▶ TASK TO COMPLETE:
Your response should be the complete listing, returned exactly as written.
* * * *
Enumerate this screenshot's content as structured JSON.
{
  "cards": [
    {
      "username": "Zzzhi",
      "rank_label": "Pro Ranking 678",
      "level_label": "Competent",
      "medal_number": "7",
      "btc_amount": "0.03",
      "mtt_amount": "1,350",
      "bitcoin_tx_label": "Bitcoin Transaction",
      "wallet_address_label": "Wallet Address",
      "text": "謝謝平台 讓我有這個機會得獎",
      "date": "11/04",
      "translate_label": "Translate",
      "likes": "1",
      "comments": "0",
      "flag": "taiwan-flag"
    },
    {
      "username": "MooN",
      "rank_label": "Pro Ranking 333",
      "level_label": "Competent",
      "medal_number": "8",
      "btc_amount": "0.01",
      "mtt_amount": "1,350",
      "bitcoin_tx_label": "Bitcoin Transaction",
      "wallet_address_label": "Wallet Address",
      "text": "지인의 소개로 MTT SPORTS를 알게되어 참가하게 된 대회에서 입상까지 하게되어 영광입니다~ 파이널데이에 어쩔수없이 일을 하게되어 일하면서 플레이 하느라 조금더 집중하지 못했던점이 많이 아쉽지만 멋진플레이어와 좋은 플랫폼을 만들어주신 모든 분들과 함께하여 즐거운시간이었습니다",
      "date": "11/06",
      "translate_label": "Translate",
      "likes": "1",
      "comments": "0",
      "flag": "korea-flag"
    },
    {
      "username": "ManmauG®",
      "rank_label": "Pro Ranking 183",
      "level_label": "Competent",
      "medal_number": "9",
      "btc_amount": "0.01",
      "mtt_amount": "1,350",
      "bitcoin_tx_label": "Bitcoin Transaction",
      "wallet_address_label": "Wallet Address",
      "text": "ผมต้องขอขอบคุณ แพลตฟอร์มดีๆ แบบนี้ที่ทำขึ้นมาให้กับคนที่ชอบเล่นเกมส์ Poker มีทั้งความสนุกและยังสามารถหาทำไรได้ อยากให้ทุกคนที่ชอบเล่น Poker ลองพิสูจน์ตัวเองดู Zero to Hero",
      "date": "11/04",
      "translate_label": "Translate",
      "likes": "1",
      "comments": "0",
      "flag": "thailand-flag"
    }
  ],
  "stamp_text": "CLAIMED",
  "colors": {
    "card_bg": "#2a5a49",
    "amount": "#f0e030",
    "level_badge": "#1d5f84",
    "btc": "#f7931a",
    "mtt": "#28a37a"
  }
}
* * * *
▶ OUTPUT BELOW:
Enumerate this screenshot's content as structured JSON.
{
  "cards": [
    {
      "username": "Zzzhi",
      "rank_label": "Pro Ranking 678",
      "level_label": "Competent",
      "medal_number": "7",
      "btc_amount": "0.03",
      "mtt_amount": "1,350",
      "bitcoin_tx_label": "Bitcoin Transaction",
      "wallet_address_label": "Wallet Address",
      "text": "謝謝平台 讓我有這個機會得獎",
      "date": "11/04",
      "translate_label": "Translate",
      "likes": "1",
      "comments": "0",
      "flag": "taiwan-flag"
    },
    {
      "username": "MooN",
      "rank_label": "Pro Ranking 333",
      "level_label": "Competent",
      "medal_number": "8",
      "btc_amount": "0.01",
      "mtt_amount": "1,350",
      "bitcoin_tx_label": "Bitcoin Transaction",
      "wallet_address_label": "Wallet Address",
      "text": "지인의 소개로 MTT SPORTS를 알게되어 참가하게 된 대회에서 입상까지 하게되어 영광입니다~ 파이널데이에 어쩔수없이 일을 하게되어 일하면서 플레이 하느라 조금더 집중하지 못했던점이 많이 아쉽지만 멋진플레이어와 좋은 플랫폼을 만들어주신 모든 분들과 함께하여 즐거운시간이었습니다",
      "date": "11/06",
      "translate_label": "Translate",
      "likes": "1",
      "comments": "0",
      "flag": "korea-flag"
    },
    {
      "username": "ManmauG®",
      "rank_label": "Pro Ranking 183",
      "level_label": "Competent",
      "medal_number": "9",
      "btc_amount": "0.01",
      "mtt_amount": "1,350",
      "bitcoin_tx_label": "Bitcoin Transaction",
      "wallet_address_label": "Wallet Address",
      "text": "ผมต้องขอขอบคุณ แพลตฟอร์มดีๆ แบบนี้ที่ทำขึ้นมาให้กับคนที่ชอบเล่นเกมส์ Poker มีทั้งความสนุกและยังสามารถหาทำไรได้ อยากให้ทุกคนที่ชอบเล่น Poker ลองพิสูจน์ตัวเองดู Zero to Hero",
      "date": "11/04",
      "translate_label": "Translate",
      "likes": "1",
      "comments": "0",
      "flag": "thailand-flag"
    }
  ],
  "stamp_text": "CLAIMED",
  "colors": {
    "card_bg": "#2a5a49",
    "amount": "#f0e030",
    "level_badge": "#1d5f84",
    "btc": "#f7931a",
    "mtt": "#28a37a"
  }
}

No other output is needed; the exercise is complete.